Crystal meth, with its exploding labs and ruinous effect on teeth and skin, has been largely forgotten amid national concern over opioids. A dozen years after Congress took aggressive action to curtail it, meth has returned with a vengeance, the New York Times reports. In Oregon, meth-related deaths vastly outnumber those from heroin. At the U.S. border, agents are seizing 10 to 20 times the amounts they did a decade ago. Methamphetamine has never been purer, cheaper or more lethal. Oregon took a hard line against meth in 2006, when it began requiring a doctor’s prescription to buy the nasal decongestant used to make it. “It was like someone turned off a switch,” said Portland prosecutor J.R. Ujifusa. “But where there is a void,” he added, “someone fills it.”

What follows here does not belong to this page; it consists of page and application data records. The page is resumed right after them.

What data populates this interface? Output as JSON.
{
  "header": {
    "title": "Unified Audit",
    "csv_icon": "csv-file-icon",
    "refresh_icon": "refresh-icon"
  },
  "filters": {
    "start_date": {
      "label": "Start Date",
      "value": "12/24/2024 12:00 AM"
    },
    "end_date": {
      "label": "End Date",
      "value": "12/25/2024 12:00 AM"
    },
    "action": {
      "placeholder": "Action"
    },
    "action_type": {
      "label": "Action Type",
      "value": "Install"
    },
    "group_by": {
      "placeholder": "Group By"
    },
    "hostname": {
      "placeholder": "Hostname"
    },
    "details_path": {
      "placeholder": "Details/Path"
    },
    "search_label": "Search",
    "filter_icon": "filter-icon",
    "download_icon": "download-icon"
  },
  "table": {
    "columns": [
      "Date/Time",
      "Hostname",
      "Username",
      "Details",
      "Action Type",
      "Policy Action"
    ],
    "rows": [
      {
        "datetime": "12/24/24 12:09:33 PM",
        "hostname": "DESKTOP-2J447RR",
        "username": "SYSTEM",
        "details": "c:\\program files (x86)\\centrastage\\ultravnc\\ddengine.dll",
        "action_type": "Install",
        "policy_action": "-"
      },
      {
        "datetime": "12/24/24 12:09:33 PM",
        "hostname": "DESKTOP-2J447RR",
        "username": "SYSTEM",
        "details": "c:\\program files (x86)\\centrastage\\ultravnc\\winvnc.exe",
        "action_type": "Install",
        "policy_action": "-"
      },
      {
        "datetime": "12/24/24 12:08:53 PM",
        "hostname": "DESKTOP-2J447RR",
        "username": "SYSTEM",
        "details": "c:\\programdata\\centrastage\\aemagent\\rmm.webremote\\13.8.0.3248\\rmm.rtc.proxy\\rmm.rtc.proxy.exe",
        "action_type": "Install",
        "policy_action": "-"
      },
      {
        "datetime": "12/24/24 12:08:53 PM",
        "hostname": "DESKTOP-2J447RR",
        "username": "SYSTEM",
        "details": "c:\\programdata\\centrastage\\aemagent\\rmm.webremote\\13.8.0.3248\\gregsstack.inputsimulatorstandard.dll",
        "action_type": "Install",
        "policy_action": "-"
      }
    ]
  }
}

The number of domestic meth labs has declined precipitously, and along with it the number of children harmed and police officers sickened by exposure to dangerous chemicals. Still, there is more meth on the streets today, more people are using it, and more of them are dying. Drugs go through cycles — in the 1980s and early ’90s, the use of crack cocaine surged. In the early 2000s, meth made from pseudoephedrine, the decongestant in drugstore products like Sudafed, poured out of domestic labs. Narcotics squads became glorified hazmat teams, spending entire shifts on cleanup. In 2005 Congress passed the Combat Methamphetamine Act, which put pseudoephedrine behind the counter, limited sales to 7.5 grams per customer in a 30-day period and required pharmacies to track sales. Although some meth makers tried “smurfing,” sending emissaries to several stores to make purchases, meth cases plummeted. Later, when the ingredients became difficult to obtain in the U.S., Mexican drug cartels stepped in. Now fighting meth means seizing large quantities of ready-made product in highway stops.